What a buzz
Despite global fame and financial success that would make a Beatle blush, Jerry Seinfeld’s enthusiasm for entertaining remains undiminished. Now he has made an animated comedy film for adults and kids, and is having more fun than ever, he tells Michael Dw
A FTER decades of working the stand-up comedy circuit, Jerry Seinfeld is so accustomed to projecting his voice that even in a one-to-one conversation, he speaks in tones loud enough to be heard several rooms away. He has spent the past few months criss-crossing continents to promote his first feature film, Bee Movie, but his enthusiasm remains as strong as his familiar voice when his tour stops in Dublin. Now 53, he oozes the confidence of somebody who worked hard to get where he is, doing what he loves and enjoying the trappings of success. He earns millions annually from the syndication of his landmark TV series Seinfeld, which ran from 1989-98, and he is the star, co-writer and co-producer of Bee Movie, the engaging animated comedy that already has taken well over $100 million at the US box office.
Ever since 1980, when he was abruptly fired from the TV sitcom Benson after four episodes, Seinfeld’s guiding philosophy has been to have control over his work, and he applied that handson approach throughout the production of Bee Movie. “Completely,” he says firmly. “It’s the way to work – if you can, if you’re lucky enough and if you’re willing to make the time commitment. The problem, of course, is that if it doesn’t do well, everyone will know whose fault it is.” Crucial to the success of Bee Movie is that it entertains adults and children alike. “I really wrote it for the adults,” Seinfeld says, “because I think kids are smart enough to figure it out for themselves. Kids are much smarter than we give them credit for.”
‘Did he use his own three children as a test audience? “No, I didn’t,” he says. “I waited until the very end, until it was finished. I was a little nervous because I wanted them to like it, of course, and they did. I think it has been an even bigger hit with kids, even though I thought I was making a really funny cartoon for adults.”
He traces the origins of the movie back to a dinner he had with Steven Spielberg, when he made a pun about a B-movie featuring bees and Spielberg responded enthusiastically. “I had no idea that it would take as long as it did,” Seinfeld says, “but I just found the world of animation so fascinating that I got absorbed into it and I ended up living it. It was fun to adjust things all the time.

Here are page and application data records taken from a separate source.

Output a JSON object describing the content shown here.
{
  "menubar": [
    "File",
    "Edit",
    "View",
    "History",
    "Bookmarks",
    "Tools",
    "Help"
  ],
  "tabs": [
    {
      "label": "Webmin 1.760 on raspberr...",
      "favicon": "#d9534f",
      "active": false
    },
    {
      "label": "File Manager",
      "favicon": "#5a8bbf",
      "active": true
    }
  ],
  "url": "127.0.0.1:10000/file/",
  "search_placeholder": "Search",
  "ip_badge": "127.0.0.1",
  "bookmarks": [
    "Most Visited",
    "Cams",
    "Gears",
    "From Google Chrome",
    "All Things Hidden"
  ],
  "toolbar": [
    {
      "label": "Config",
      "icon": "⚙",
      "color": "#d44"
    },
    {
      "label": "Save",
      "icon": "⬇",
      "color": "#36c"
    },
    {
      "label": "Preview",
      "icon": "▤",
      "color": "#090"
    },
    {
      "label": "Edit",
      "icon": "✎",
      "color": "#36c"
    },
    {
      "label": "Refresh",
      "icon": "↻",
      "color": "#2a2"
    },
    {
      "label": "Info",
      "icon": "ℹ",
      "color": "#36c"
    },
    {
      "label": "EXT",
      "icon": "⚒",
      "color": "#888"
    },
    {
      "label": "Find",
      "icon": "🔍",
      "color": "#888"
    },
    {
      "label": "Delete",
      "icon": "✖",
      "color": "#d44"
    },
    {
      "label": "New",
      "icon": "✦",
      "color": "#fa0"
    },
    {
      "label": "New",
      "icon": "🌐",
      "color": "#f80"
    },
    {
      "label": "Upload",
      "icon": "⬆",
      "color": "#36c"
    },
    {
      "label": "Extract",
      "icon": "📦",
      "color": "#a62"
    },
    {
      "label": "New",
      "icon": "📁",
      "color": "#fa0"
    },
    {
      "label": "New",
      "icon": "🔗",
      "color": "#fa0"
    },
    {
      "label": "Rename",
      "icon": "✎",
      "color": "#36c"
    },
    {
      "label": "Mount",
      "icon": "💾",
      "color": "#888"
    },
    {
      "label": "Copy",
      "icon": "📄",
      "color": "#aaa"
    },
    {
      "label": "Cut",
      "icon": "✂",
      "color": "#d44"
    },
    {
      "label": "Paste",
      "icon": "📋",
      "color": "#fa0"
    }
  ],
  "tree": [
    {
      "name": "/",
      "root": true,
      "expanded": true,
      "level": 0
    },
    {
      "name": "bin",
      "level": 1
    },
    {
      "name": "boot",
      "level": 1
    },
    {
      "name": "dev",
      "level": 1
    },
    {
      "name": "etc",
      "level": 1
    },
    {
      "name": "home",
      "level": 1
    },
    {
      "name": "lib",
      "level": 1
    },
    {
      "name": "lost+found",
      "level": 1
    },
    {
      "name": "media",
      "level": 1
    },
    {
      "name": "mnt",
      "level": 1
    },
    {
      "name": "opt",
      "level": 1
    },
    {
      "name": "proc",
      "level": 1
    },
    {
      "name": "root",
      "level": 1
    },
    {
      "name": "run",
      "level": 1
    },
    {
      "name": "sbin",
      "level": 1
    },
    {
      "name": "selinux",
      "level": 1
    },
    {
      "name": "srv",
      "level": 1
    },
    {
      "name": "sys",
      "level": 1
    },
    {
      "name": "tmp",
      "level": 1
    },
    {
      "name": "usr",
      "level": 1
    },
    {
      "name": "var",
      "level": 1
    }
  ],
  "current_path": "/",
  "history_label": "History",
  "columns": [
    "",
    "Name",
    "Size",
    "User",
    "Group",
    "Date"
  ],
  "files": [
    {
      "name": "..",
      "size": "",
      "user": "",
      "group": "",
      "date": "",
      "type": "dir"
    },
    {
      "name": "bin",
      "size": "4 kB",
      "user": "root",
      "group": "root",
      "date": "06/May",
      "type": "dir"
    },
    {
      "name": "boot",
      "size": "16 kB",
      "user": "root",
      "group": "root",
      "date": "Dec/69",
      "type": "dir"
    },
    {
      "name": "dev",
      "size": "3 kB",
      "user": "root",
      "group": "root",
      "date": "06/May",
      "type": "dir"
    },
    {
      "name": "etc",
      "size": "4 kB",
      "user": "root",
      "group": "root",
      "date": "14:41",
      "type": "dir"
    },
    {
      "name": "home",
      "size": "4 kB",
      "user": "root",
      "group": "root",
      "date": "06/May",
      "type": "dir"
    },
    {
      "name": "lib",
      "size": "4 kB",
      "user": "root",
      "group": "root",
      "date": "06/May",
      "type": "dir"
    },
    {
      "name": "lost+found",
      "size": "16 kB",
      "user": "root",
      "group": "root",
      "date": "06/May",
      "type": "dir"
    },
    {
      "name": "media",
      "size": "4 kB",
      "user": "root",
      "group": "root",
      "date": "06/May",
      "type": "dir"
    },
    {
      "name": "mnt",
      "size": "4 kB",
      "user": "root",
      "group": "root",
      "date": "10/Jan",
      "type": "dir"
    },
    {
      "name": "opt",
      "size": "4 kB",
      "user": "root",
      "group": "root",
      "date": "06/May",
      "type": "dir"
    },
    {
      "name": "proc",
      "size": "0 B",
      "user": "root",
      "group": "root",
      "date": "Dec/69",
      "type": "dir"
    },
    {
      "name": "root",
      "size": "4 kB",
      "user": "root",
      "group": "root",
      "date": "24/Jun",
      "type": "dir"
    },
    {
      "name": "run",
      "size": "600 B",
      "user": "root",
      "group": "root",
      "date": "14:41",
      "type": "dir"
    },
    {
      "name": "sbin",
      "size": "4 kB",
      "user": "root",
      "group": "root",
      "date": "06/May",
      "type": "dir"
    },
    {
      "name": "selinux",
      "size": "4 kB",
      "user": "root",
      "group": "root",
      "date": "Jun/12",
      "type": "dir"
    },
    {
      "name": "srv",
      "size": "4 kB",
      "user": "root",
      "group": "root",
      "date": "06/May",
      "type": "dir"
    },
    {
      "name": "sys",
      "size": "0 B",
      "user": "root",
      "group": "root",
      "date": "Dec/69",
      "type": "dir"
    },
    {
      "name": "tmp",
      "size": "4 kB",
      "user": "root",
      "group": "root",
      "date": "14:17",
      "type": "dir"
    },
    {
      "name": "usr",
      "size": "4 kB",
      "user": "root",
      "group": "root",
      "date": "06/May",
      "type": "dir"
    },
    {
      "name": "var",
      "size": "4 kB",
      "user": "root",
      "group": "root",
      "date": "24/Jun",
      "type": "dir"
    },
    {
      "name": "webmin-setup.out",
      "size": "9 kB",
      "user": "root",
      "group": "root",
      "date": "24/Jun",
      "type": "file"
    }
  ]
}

It’s a puppet show.”
The movie packs in so many bee puns, including an animated Sting, that I was waiting for BB King to turn up or for someone to deliver the “To be or not to be” soliloquy. “Right!” Seinfeld says with an air that makes it clear who should be telling the jokes in this conversation. “All those things were discussed. I tried to stay away from those.”
He evidently relishes his chosen profession, which is all about making people laugh. “It’s a pretty nice way to live,” he says. “People say to me that I worked so hard on Bee Movie and spent four years on it, but to me, it was four years of playing. It’s not working. It was the same with the TV series. It was all play. If you’re good at what you do in my business, you’re more playing than working. If you’re working, you’re probably on the wrong track.”
Seinfeld continues to do what he does best and likes most – his stage comedy routine. Does he ever feel nervous? “Not at all,” he says. “That’s the most comfortable place for me. In the beginning, yes, I was nervous going on stage. I was not a natural performer. I really had to acquire that skill. I think I was better writing in the beginning, but the performing came slow.”
It was much the same with his TV series, which, like Seinfeld’s own career, was by no means an overnight success, building its audience gradually over the years. “I had been doing comedy routines for 13 years before the show started, so I had been around,” he says. And the series proved remarkably popular for what was often described as “a show about nothing”.
Seinfeld regards that description as absurd. “But it sounds good, so people use it. In fact, it’s a line from the show, from the episode where George and I were trying to come up with a sitcom. He says that everybody else is doing a show about something, so let’s do a show about nothing.”
I mention that my favourite Seinfeld episode is The Contest, in which the four main characters, Jerry, Elaine, George and